It could have been longer--feature-length, even--had Noble used all of the interview footage he shot. According to the affable 26-year-old filmmaker, whose senior project at Brigham Young University this was, "We shot two or three rolls of him, and it was just his usual media facade. It was our big thing, and we ended up not using any of it. I wanted the real Joe."
Based on the film as it stands, a viewer might wonder if there was any difference between the Real Joe and the Media Facade. A Day With Sheriff Joe, shot not in one day but over 10 or 12 days in June and September of 1996, shows Arpaio talking to camera crews, to school assemblies, to Republican groups. It's all his usual rap--he's got everybody's support 'cause he's saving the county so much money, but they're all out to get him, but he's not paranoid, and above all, he's not doing any of this for the publicity or nothin' like that. And he makes the inmates wear pink underwear, y'know.
There's no mention of the charges against him of brutality or neglect, although Noble began shooting just two weeks after the death of inmate Scott Norberg. "Somebody gave me the impression that I might as well not even ask him about it," says Noble, "but it definitely was hanging over the shooting."
We see Arpaio irritably responding briefly to gripes by female prisoners on the women's side of Tent City, and there's a segment featuring a chain gang with an excellent song by the Revenants (then called Suicide Kings) on the soundtrack. We see Arpaio at home, watching himself on the Dennis Miller show with his wife--"A wonderful woman, by the way," remarks Noble. "She's probably a saint, considering." What we don't see is Arpaio doing a single bit of administrative work. You'd think he was in show business. The video box for Noble's film promises the portrait of an "exciting and refreshing man and his message," but intentionally or not, A Day With Sheriff Joe emerges less as a puff piece than as the expose of a media pig.
"I tried to be as objective as possible," says Noble, who, as Arpaio's Leni Riefenstahl, speaks of the sheriff with amusement. "Personally, I kind of enjoy his humorous side. He's a really happy-go-lucky kind of guy. I can't say I particularly agree with his policies." Noble admits that the video-box copy was written partly in hopes of selling the film through right-wing magazines. "It's how the sheriff likes to see himself, and how people like to see him. I sold out," he sighs. Noble's been having a hard time marketing the film, even to Arpaio supporters, and that isn't surprising, even though it's a professionally made piece of work. For one thing, the media market is saturated with Arpaio images, and for another, Arpaio's a pretty boring camera subject. Once you've gotten over your astonishment that this man is actually our county turnkey--indeed, that he's been given any position of responsibility--there's not much else of interest about him.
It's possible that Arpaio agrees. Recently Noble showed his film to the sheriff and his wife. The sheriff's response? "He laughed the whole time," says Noble. "He just said, 'Why did you do this? You think this is a documentary? This is a comedy.'" Maybe Arpaio should think about switching to film criticism.

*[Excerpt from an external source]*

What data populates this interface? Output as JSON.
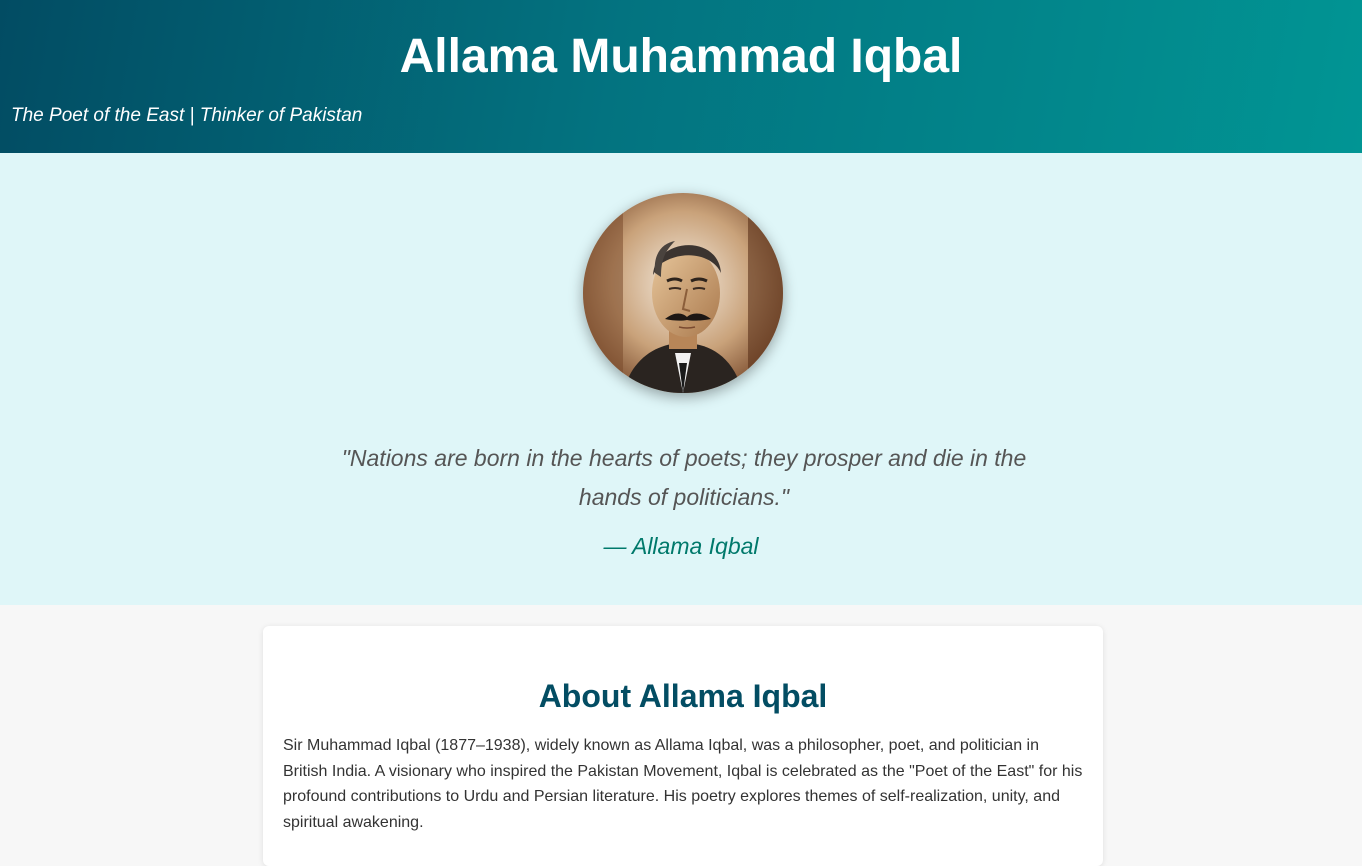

There are two wonderful moments in A Day With Sheriff Joe, and both of them are funny. In one, Noble pans from Joe's blabbing face to his feet, and we see his ankles peeking between his socks and his pant cuffs. In the other, for which Noble credits his cinematographer Michael Van Wagenen, we see Arpaio's voice coming out of his shadow as he speaks at a podium. It's a great visual metaphor--the outline of a lawman, free of substance but plenty full of talk.
A Day With Sheriff Joe will be screened at 7 p.m. Thursday, July 30, at Harkins Camelview 5, located on Goldwater Boulevard north of Camelback in Scottsdale. A $3 donation is requested. A video version for $15 can be ordered by calling 598-2796.